Wednesday, February 17, 2010
Doing Laundry in the Lap of Luxury
1. Make sure the water is on. You will not have enough reserve water to do laundry. If you are on a water schedule (6:00 AM to 11:00 AM and 6:00 PM to 11:00 PM during the week and 6:00 AM 10 11:00 PM on the weekends), be sure to start and finish your laundry during the designated hours. If the water turns off while the clothes are soaking, you will just have to leave them there until the water turns back on.
2. If you do not have a hot water heater, or a kulunka, you will have to boil water to do your laundry. Fill the largest pot you have and put it on the stove for around 30 minutes. If you are lucky enough to have hot water, you will only need to light the kulunka or make sure your electric hot water heater is working before proceeding on to step 3.
3. Take a laundry bucket and place it in the bathtub. For large loads, you'll want to use a big, plastic laundry tub that takes up half of the bathtub. For smaller loads, just use a large, metal bowl.
4. Put detergent in the bottom of your tub of choice. Add hot water (either from the faucet or the stove).
5. Add clothes and swish around a bit.
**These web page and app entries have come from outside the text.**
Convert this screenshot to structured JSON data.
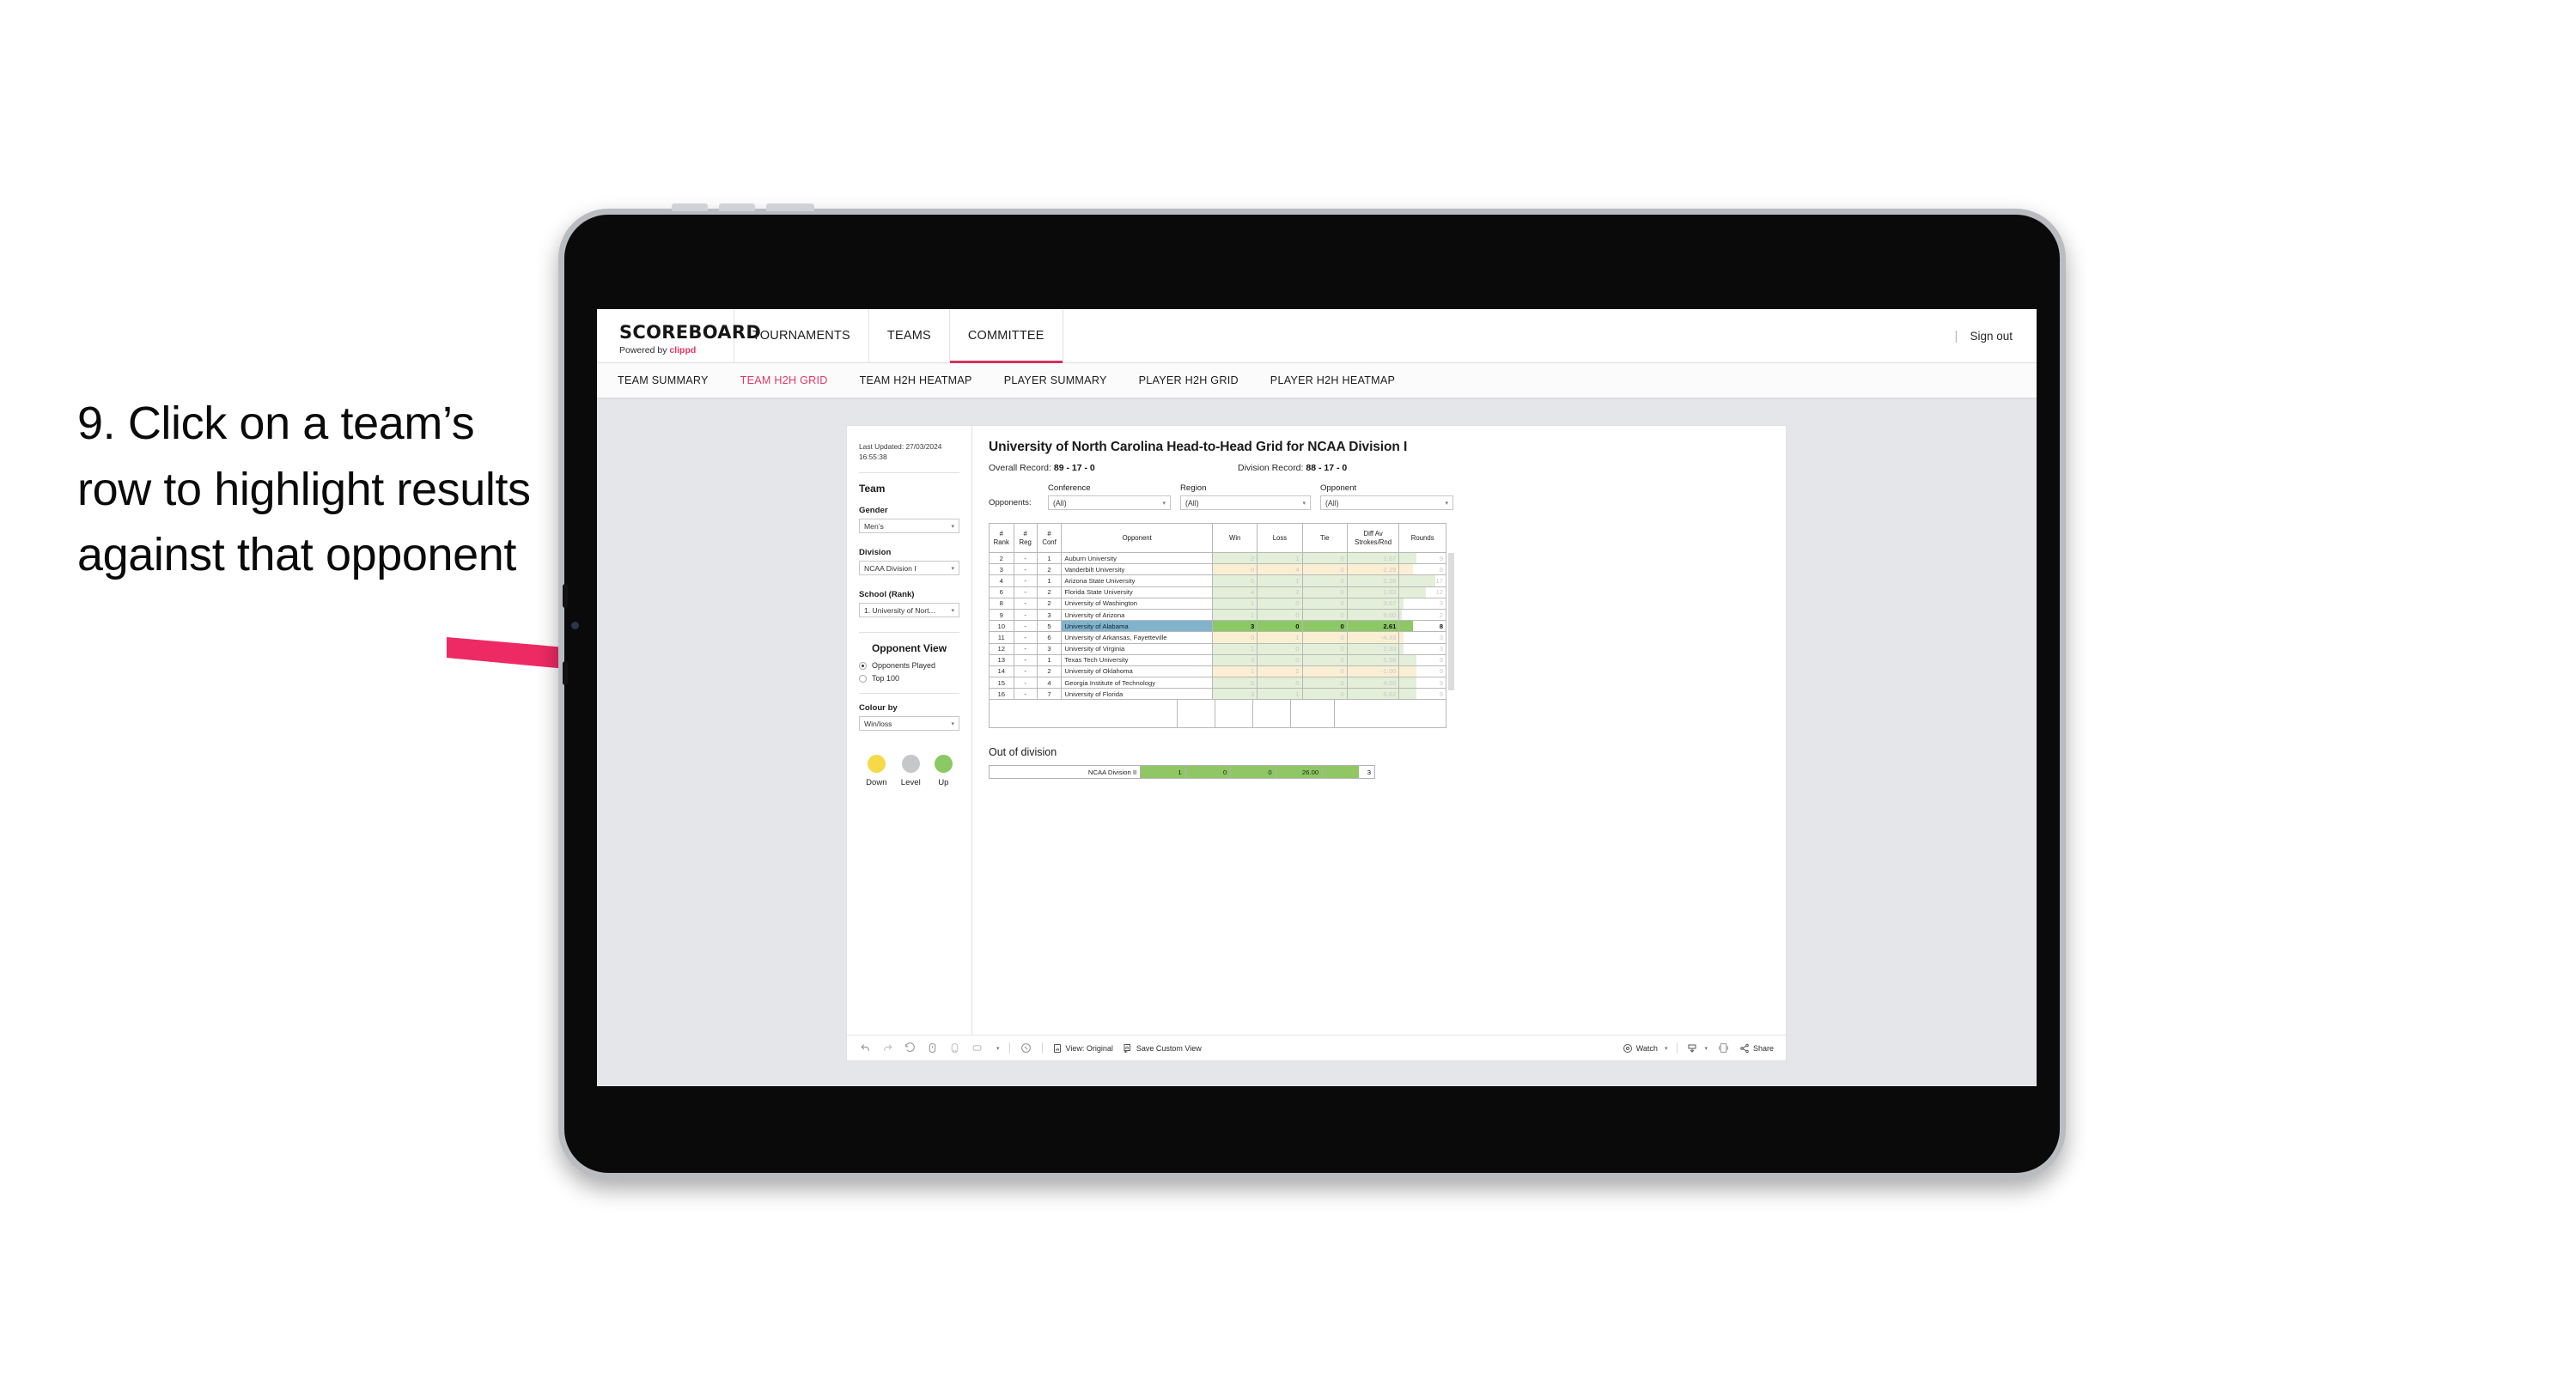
{
  "caption": {
    "text": "9. Click on a team’s row to highlight results against that opponent"
  },
  "colors": {
    "accent_pink": "#e0386a",
    "arrow_pink": "#ED2A63",
    "selected_row_blue": "#81b3cd",
    "bar_green": "#9ccb5e",
    "legend_down": "#f5d949",
    "legend_level": "#c6c7c9",
    "legend_up": "#8cc863"
  },
  "appbar": {
    "logo": "SCOREBOARD",
    "logo_sub_prefix": "Powered by ",
    "logo_sub_brand": "clippd",
    "tabs": [
      {
        "label": "TOURNAMENTS",
        "active": false
      },
      {
        "label": "TEAMS",
        "active": false
      },
      {
        "label": "COMMITTEE",
        "active": true
      }
    ],
    "divider": "|",
    "signout": "Sign out"
  },
  "subnav": {
    "tabs": [
      {
        "label": "TEAM SUMMARY",
        "active": false
      },
      {
        "label": "TEAM H2H GRID",
        "active": true
      },
      {
        "label": "TEAM H2H HEATMAP",
        "active": false
      },
      {
        "label": "PLAYER SUMMARY",
        "active": false
      },
      {
        "label": "PLAYER H2H GRID",
        "active": false
      },
      {
        "label": "PLAYER H2H HEATMAP",
        "active": false
      }
    ]
  },
  "filters": {
    "last_updated": "Last Updated: 27/03/2024 16:55:38",
    "team_heading": "Team",
    "gender_label": "Gender",
    "gender_value": "Men’s",
    "division_label": "Division",
    "division_value": "NCAA Division I",
    "school_label": "School (Rank)",
    "school_value": "1. University of Nort...",
    "opponent_view_heading": "Opponent View",
    "opponent_view_options": [
      {
        "label": "Opponents Played",
        "selected": true
      },
      {
        "label": "Top 100",
        "selected": false
      }
    ],
    "colour_by_label": "Colour by",
    "colour_by_value": "Win/loss",
    "legend": [
      {
        "label": "Down",
        "color": "#f5d949"
      },
      {
        "label": "Level",
        "color": "#c6c7c9"
      },
      {
        "label": "Up",
        "color": "#8cc863"
      }
    ]
  },
  "report": {
    "title": "University of North Carolina Head-to-Head Grid for NCAA Division I",
    "overall_record_label": "Overall Record: ",
    "overall_record_value": "89 - 17 - 0",
    "division_record_label": "Division Record: ",
    "division_record_value": "88 - 17 - 0",
    "opponents_label": "Opponents:",
    "opponent_filters": [
      {
        "label": "Conference",
        "value": "(All)"
      },
      {
        "label": "Region",
        "value": "(All)"
      },
      {
        "label": "Opponent",
        "value": "(All)"
      }
    ],
    "out_of_division_title": "Out of division"
  },
  "grid": {
    "columns": [
      "# Rank",
      "# Reg",
      "# Conf",
      "Opponent",
      "Win",
      "Loss",
      "Tie",
      "Diff Av Strokes/Rnd",
      "Rounds"
    ],
    "column_lines": {
      "rank": [
        "#",
        "Rank"
      ],
      "reg": [
        "#",
        "Reg"
      ],
      "conf": [
        "#",
        "Conf"
      ],
      "opponent": "Opponent",
      "win": "Win",
      "loss": "Loss",
      "tie": "Tie",
      "diff": [
        "Diff Av",
        "Strokes/Rnd"
      ],
      "rounds": "Rounds"
    },
    "rows": [
      {
        "rank": "2",
        "reg": "-",
        "conf": "1",
        "opponent": "Auburn University",
        "win": "2",
        "loss": "1",
        "tie": "0",
        "diff": "1.67",
        "rounds": "9",
        "tone": "up",
        "selected": false,
        "bar_pct": 36
      },
      {
        "rank": "3",
        "reg": "-",
        "conf": "2",
        "opponent": "Vanderbilt University",
        "win": "0",
        "loss": "4",
        "tie": "0",
        "diff": "-2.29",
        "rounds": "8",
        "tone": "down",
        "selected": false,
        "bar_pct": 30
      },
      {
        "rank": "4",
        "reg": "-",
        "conf": "1",
        "opponent": "Arizona State University",
        "win": "5",
        "loss": "1",
        "tie": "0",
        "diff": "2.28",
        "rounds": "17",
        "tone": "up",
        "selected": false,
        "bar_pct": 78
      },
      {
        "rank": "6",
        "reg": "-",
        "conf": "2",
        "opponent": "Florida State University",
        "win": "4",
        "loss": "2",
        "tie": "0",
        "diff": "1.83",
        "rounds": "12",
        "tone": "up",
        "selected": false,
        "bar_pct": 58
      },
      {
        "rank": "8",
        "reg": "-",
        "conf": "2",
        "opponent": "University of Washington",
        "win": "1",
        "loss": "0",
        "tie": "0",
        "diff": "3.67",
        "rounds": "3",
        "tone": "up",
        "selected": false,
        "bar_pct": 8
      },
      {
        "rank": "9",
        "reg": "-",
        "conf": "3",
        "opponent": "University of Arizona",
        "win": "1",
        "loss": "0",
        "tie": "0",
        "diff": "9.00",
        "rounds": "2",
        "tone": "up",
        "selected": false,
        "bar_pct": 5
      },
      {
        "rank": "10",
        "reg": "-",
        "conf": "5",
        "opponent": "University of Alabama",
        "win": "3",
        "loss": "0",
        "tie": "0",
        "diff": "2.61",
        "rounds": "8",
        "tone": "up",
        "selected": true,
        "bar_pct": 30
      },
      {
        "rank": "11",
        "reg": "-",
        "conf": "6",
        "opponent": "University of Arkansas, Fayetteville",
        "win": "0",
        "loss": "1",
        "tie": "0",
        "diff": "-4.33",
        "rounds": "3",
        "tone": "down",
        "selected": false,
        "bar_pct": 8
      },
      {
        "rank": "12",
        "reg": "-",
        "conf": "3",
        "opponent": "University of Virginia",
        "win": "1",
        "loss": "0",
        "tie": "0",
        "diff": "2.33",
        "rounds": "3",
        "tone": "up",
        "selected": false,
        "bar_pct": 8
      },
      {
        "rank": "13",
        "reg": "-",
        "conf": "1",
        "opponent": "Texas Tech University",
        "win": "3",
        "loss": "0",
        "tie": "0",
        "diff": "5.56",
        "rounds": "9",
        "tone": "up",
        "selected": false,
        "bar_pct": 36
      },
      {
        "rank": "14",
        "reg": "-",
        "conf": "2",
        "opponent": "University of Oklahoma",
        "win": "1",
        "loss": "2",
        "tie": "0",
        "diff": "-1.00",
        "rounds": "9",
        "tone": "down",
        "selected": false,
        "bar_pct": 36
      },
      {
        "rank": "15",
        "reg": "-",
        "conf": "4",
        "opponent": "Georgia Institute of Technology",
        "win": "5",
        "loss": "0",
        "tie": "0",
        "diff": "4.50",
        "rounds": "9",
        "tone": "up",
        "selected": false,
        "bar_pct": 36
      },
      {
        "rank": "16",
        "reg": "-",
        "conf": "7",
        "opponent": "University of Florida",
        "win": "3",
        "loss": "1",
        "tie": "0",
        "diff": "6.62",
        "rounds": "9",
        "tone": "up",
        "selected": false,
        "bar_pct": 36
      }
    ]
  },
  "out_of_division": {
    "rows": [
      {
        "name": "NCAA Division II",
        "win": "1",
        "loss": "0",
        "tie": "0",
        "diff": "26.00",
        "rounds": "3"
      }
    ]
  },
  "toolbar": {
    "icons": [
      "undo-icon",
      "redo-icon",
      "revert-icon",
      "refresh-icon",
      "pause-icon",
      "swap-icon"
    ],
    "view_label": "View: Original",
    "save_label": "Save Custom View",
    "watch_label": "Watch",
    "share_label": "Share"
  },
  "chart_data": {
    "type": "table",
    "title": "University of North Carolina Head-to-Head Grid for NCAA Division I",
    "categories": [
      "Auburn University",
      "Vanderbilt University",
      "Arizona State University",
      "Florida State University",
      "University of Washington",
      "University of Arizona",
      "University of Alabama",
      "University of Arkansas, Fayetteville",
      "University of Virginia",
      "Texas Tech University",
      "University of Oklahoma",
      "Georgia Institute of Technology",
      "University of Florida"
    ],
    "series": [
      {
        "name": "Win",
        "values": [
          2,
          0,
          5,
          4,
          1,
          1,
          3,
          0,
          1,
          3,
          1,
          5,
          3
        ]
      },
      {
        "name": "Loss",
        "values": [
          1,
          4,
          1,
          2,
          0,
          0,
          0,
          1,
          0,
          0,
          2,
          0,
          1
        ]
      },
      {
        "name": "Tie",
        "values": [
          0,
          0,
          0,
          0,
          0,
          0,
          0,
          0,
          0,
          0,
          0,
          0,
          0
        ]
      },
      {
        "name": "Diff Av Strokes/Rnd",
        "values": [
          1.67,
          -2.29,
          2.28,
          1.83,
          3.67,
          9.0,
          2.61,
          -4.33,
          2.33,
          5.56,
          -1.0,
          4.5,
          6.62
        ]
      },
      {
        "name": "Rounds",
        "values": [
          9,
          8,
          17,
          12,
          3,
          2,
          8,
          3,
          3,
          9,
          9,
          9,
          9
        ]
      }
    ],
    "legend": [
      "Down",
      "Level",
      "Up"
    ],
    "xlabel": "Opponent",
    "ylabel": ""
  }
}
6. Leave the clothes to soak for at least an hour.
7. Remove the clothes, rinsing them with clean water as you go. If you have hot water, you may do this with any temperature water that comes out of your faucet. If you do not have hot water, be warned -- the rinsing water gets numbingly cold very quickly, but it is not economical to heat up the rinsing water. It takes too long to heat up too little water. You may want to take breaks if you can't feel your hands anymore. Be sure to ring out the excess water.
8. Hang the clothes on the line on the balcony, rain or shine. For special winter laundering instructions, please see number 10.
9. Remove the clothes when dry.
10. SPECIAL WINTER INSTRUCTIONS: If you have an apartment heated by radiators, you will want to use them to your full advantage. Drape as many wet clothes as you can across the radiators in a single layer. Hang the remaining clothes outside. Periodically check on the inside clothes, rotating their positions as some parts dry. Remove each item when completely dry and replace with outdoor clothes, which will most likely, at this point, be frozen solid. Continue the rotation until all of your clothes have thawed and dried.
It's a stickup!
They're standing on their own!